LONDON: English Premier League club Newcastle United was sold to Saudi Arabia’s sovereign wealth fund on Thursday after a protracted takeover and legal fight involving concerns about piracy and rights abuses in the kingdom.
The 300-million-pound ($409 million) takeover by the Saudi Public Investment Fund initially collapsed last year over concerns about how much control the kingdoms leadership would have in the running of Newcastle.
PIF has had to offer assurances to the Premier League that its chairman, Saudi Crown Prince Mohammed bin Salman, and in turn the state will not have any control of the running of Newcastle.
A rapid sequence of events reignited the deal after Qatar-based broadcaster beIN Sports, a Premier League rights holder, said on Wednesday that Saudi Arabia would lift a ban on it and also shut down illegal streaming services, removing a major obstacle behind the collapsed takeover.
“We are extremely proud to become the new owners of Newcastle United, one of the most famous clubs in English football,” PIF governor Yasir Al-Rumayyan said. “We thank the Newcastle fans for their tremendously loyal support over the years and we are excited to work together with them.”
The PIF will be the majority partner alongside wealthy British-based Reuben brothers and financier Amanda Staveley.
The Premier League said the club has been sold to the consortium with immediate effect following the completion of its owners and directors test.
“The legal disputes concerned which entities would own and/or have the ability to control the club following the takeover,” the Premier League said in statement. “All parties have agreed the settlement is necessary to end the long uncertainty for fans over the clubs ownership.
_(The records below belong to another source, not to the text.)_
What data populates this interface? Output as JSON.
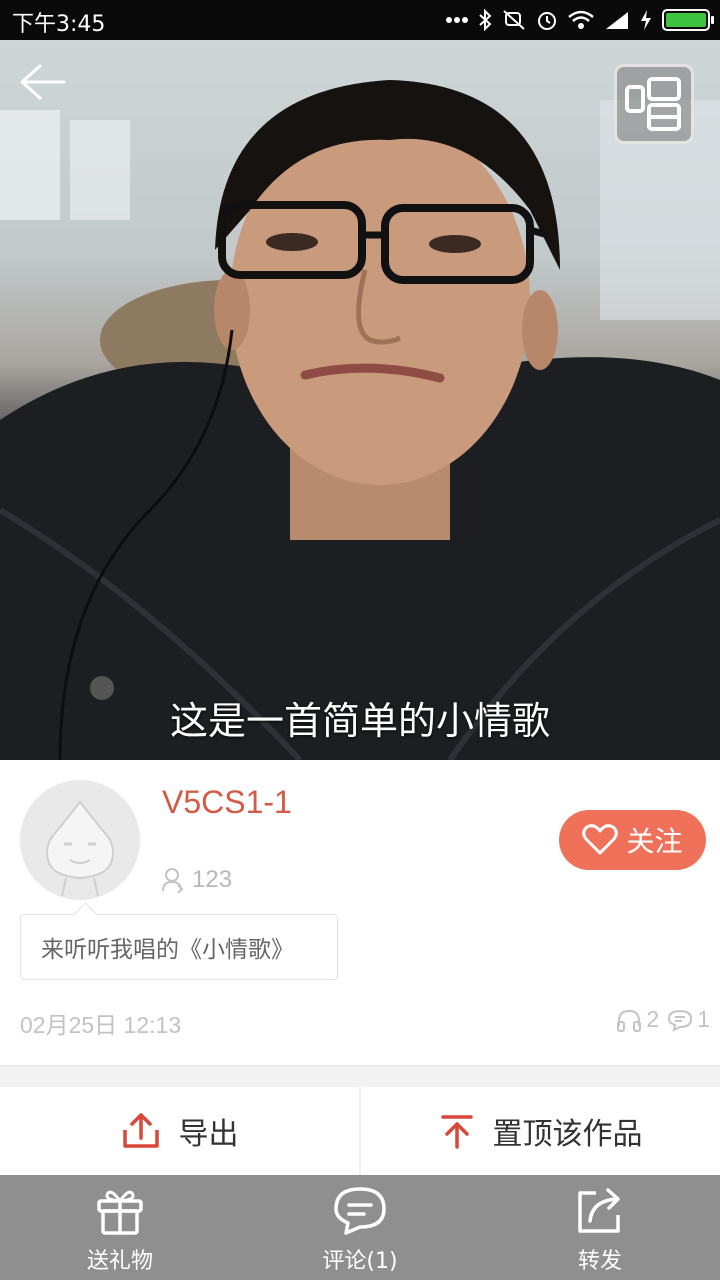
{
  "status_bar": {
    "time": "下午3:45",
    "icons": [
      "more-dots-icon",
      "bluetooth-icon",
      "mute-icon",
      "alarm-icon",
      "wifi-icon",
      "signal-icon",
      "charging-icon",
      "battery-icon"
    ]
  },
  "video": {
    "subtitle": "这是一首简单的小情歌"
  },
  "profile": {
    "username": "V5CS1-1",
    "fans_count": "123",
    "follow_label": "关注",
    "description": "来听听我唱的《小情歌》",
    "post_time": "02月25日 12:13",
    "listen_count": "2",
    "comment_count": "1"
  },
  "actions": {
    "export_label": "导出",
    "pin_label": "置顶该作品"
  },
  "bottom_tabs": [
    {
      "label": "送礼物",
      "icon": "gift-icon"
    },
    {
      "label": "评论(1)",
      "icon": "comment-icon"
    },
    {
      "label": "转发",
      "icon": "share-icon"
    }
  ],
  "colors": {
    "accent": "#f07159",
    "username": "#d35a45",
    "bottom_bar": "#8f8f8f"
  }
}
The Premier League has now received legally binding assurances that the Kingdom of Saudi Arabia will not control Newcastle United Football Club.”
The takeover ends the 14-year ownership by British retail tycoon Mike Ashley, who has been widely viewed as a figure of scorn in the one-club city, whose St James Park stadium is affectionately dubbed the cathedral on the hill.
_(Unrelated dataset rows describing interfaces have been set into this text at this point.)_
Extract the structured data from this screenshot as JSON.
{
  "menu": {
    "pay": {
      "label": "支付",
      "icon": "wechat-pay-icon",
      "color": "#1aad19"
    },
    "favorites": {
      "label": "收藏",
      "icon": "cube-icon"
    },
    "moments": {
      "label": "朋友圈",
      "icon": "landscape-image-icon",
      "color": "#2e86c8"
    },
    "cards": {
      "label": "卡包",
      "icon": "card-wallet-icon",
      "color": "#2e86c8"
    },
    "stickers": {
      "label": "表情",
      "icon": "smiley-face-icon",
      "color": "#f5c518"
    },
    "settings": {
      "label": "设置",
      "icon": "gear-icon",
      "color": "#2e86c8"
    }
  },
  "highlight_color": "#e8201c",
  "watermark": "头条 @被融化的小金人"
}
Hundreds of Newcastle’s so-called Toon Army supporters, who have protested against Ashley’s running of the club, gathered outside the stadium in the drizzle throughout the day, buoyed by news of the imminent takeover.
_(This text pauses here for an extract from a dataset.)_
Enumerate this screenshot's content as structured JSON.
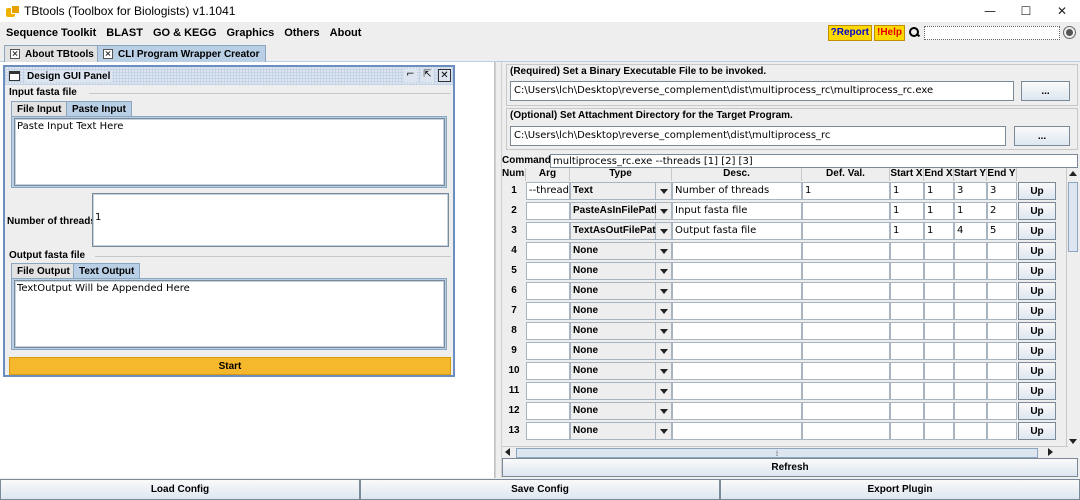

While they were celebrating, others said it was another example of Saudi Arabia “sportswashing”.
Published in Dawn, October 8th, 2021